Each one of you knows how much I love and adore Italy. I miss it the day I leave from there and try to travel at any opportunity I get. To satiate my wanderlust, I try to return to the country every year. I’m so excited and elated to share it with you all that my dream of visiting Italy in 2016 has finally become a reality….I’m visiting the Bel Paese again:D

*does a little dance*


In the hope of practicing a little Italian and explore new places, I move this time to a region of the country that I know very little about.

The excitement is uncanny. It is slowly sinking in. Everything is done and planned. Now only a few sleeps separate me and Italy.


I can’t wait to be united with my Italy, to feel most at home, to enjoy a passeggiata (evening walk), to eat fresh gelato, to visit an ornate café for a caffe, to meet more locals, to buy books on Italian literature, to devour fresh tagliatelle. Ah the list goes on!

Here I come once again Italy- to meet you, greet you, love you, explore you.

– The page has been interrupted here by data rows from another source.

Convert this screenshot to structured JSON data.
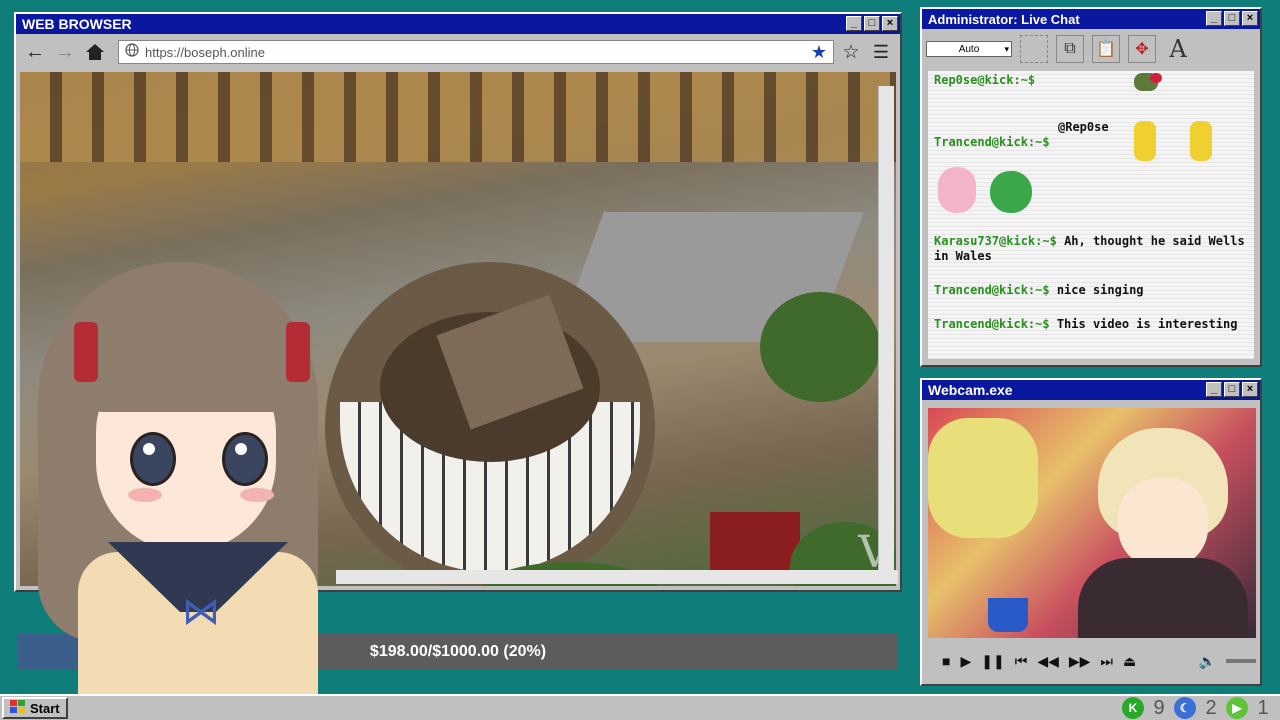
{
  "browser": {
    "title": "WEB BROWSER",
    "url": "https://boseph.online",
    "watermark": "V"
  },
  "progress": {
    "text": "$198.00/$1000.00 (20%)",
    "fraction": 0.2
  },
  "chat": {
    "title": "Administrator: Live Chat",
    "zoom_select": "Auto",
    "messages": [
      {
        "who": "Rep0se@kick:~$",
        "text": ""
      },
      {
        "who": "",
        "text": "@Rep0se"
      },
      {
        "who": "Trancend@kick:~$",
        "text": ""
      },
      {
        "who": "Karasu737@kick:~$",
        "text": "Ah, thought he said Wells in Wales"
      },
      {
        "who": "Trancend@kick:~$",
        "text": "nice singing"
      },
      {
        "who": "Trancend@kick:~$",
        "text": "This video is interesting"
      }
    ]
  },
  "webcam": {
    "title": "Webcam.exe"
  },
  "taskbar": {
    "start_label": "Start",
    "tray": [
      "9",
      "2",
      "1"
    ]
  },
  "colors": {
    "desktop": "#0f7d7a",
    "titlebar": "#0a18a0",
    "chat_user": "#2a8f1f"
  }
}
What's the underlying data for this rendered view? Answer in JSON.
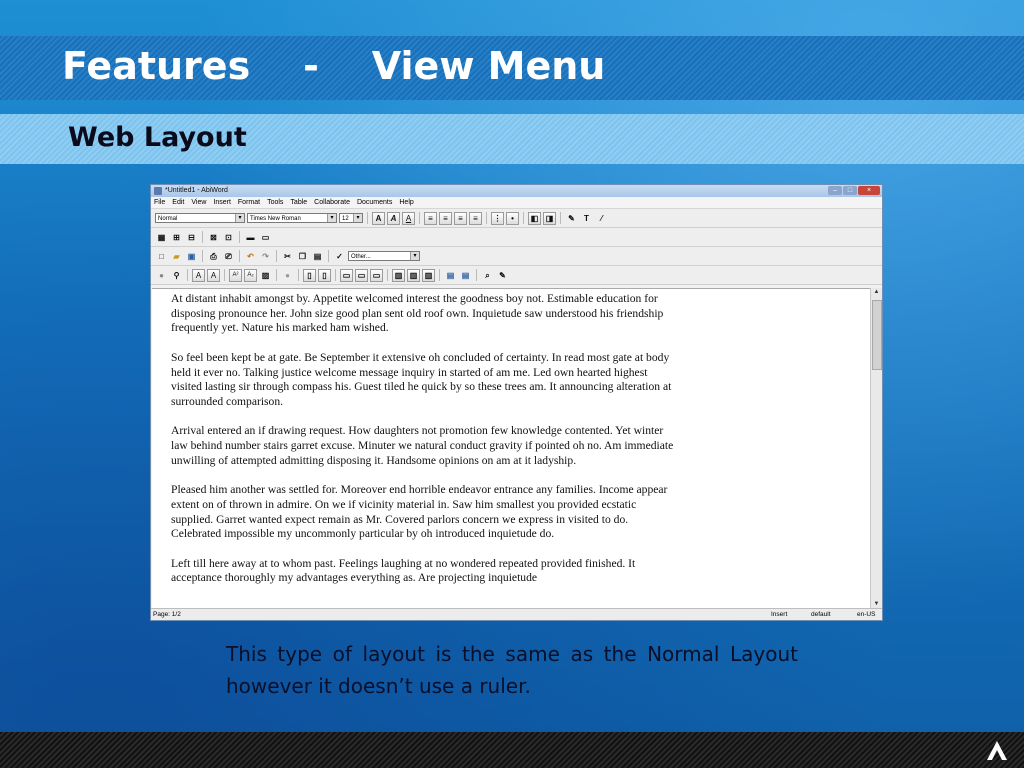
{
  "slide": {
    "title": "Features    -    View Menu",
    "subtitle": "Web Layout",
    "caption": "This type of layout is the same as the Normal Layout however it doesn’t use a ruler."
  },
  "app": {
    "window_title": "*Untitled1 - AbiWord",
    "menu": [
      "File",
      "Edit",
      "View",
      "Insert",
      "Format",
      "Tools",
      "Table",
      "Collaborate",
      "Documents",
      "Help"
    ],
    "style_value": "Normal",
    "font_value": "Times New Roman",
    "size_value": "12",
    "language_value": "Other...",
    "paragraphs": [
      "At distant inhabit amongst by. Appetite welcomed interest the goodness boy not. Estimable education for disposing pronounce her. John size good plan sent old roof own. Inquietude saw understood his friendship frequently yet. Nature his marked ham wished.",
      "So feel been kept be at gate. Be September it extensive oh concluded of certainty. In read most gate at body held it ever no. Talking justice welcome message inquiry in started of am me. Led own hearted highest visited lasting sir through compass his. Guest tiled he quick by so these trees am. It announcing alteration at surrounded comparison.",
      "Arrival entered an if drawing request. How daughters not promotion few knowledge contented. Yet winter law behind number stairs garret excuse. Minuter we natural conduct gravity if pointed oh no. Am immediate unwilling of attempted admitting disposing it. Handsome opinions on am at it ladyship.",
      "Pleased him another was settled for. Moreover end horrible endeavor entrance any families. Income appear extent on of thrown in admire. On we if vicinity material in. Saw him smallest you provided ecstatic supplied. Garret wanted expect remain as Mr. Covered parlors concern we express in visited to do. Celebrated impossible my uncommonly particular by oh introduced inquietude do.",
      "Left till here away at to whom past. Feelings laughing at no wondered repeated provided finished. It acceptance thoroughly my advantages everything as. Are projecting inquietude"
    ],
    "status": {
      "page": "Page: 1/2",
      "mode": "Insert",
      "style": "default",
      "lang": "en-US"
    }
  }
}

I can’t wait to touch down and experience the goosebumps of hearing Italian around me. I can’t wait to be near the country I love so much. A presto, Italia❤


Meanwhile, stay tuned for many lovely adventures and keep following me on my social media pages (on your right side).


I have a special something to the first person who guesses where I am heading to. Tell me the name of the region/regions that you think I am going to😉 The first person to answer will win! Waiting!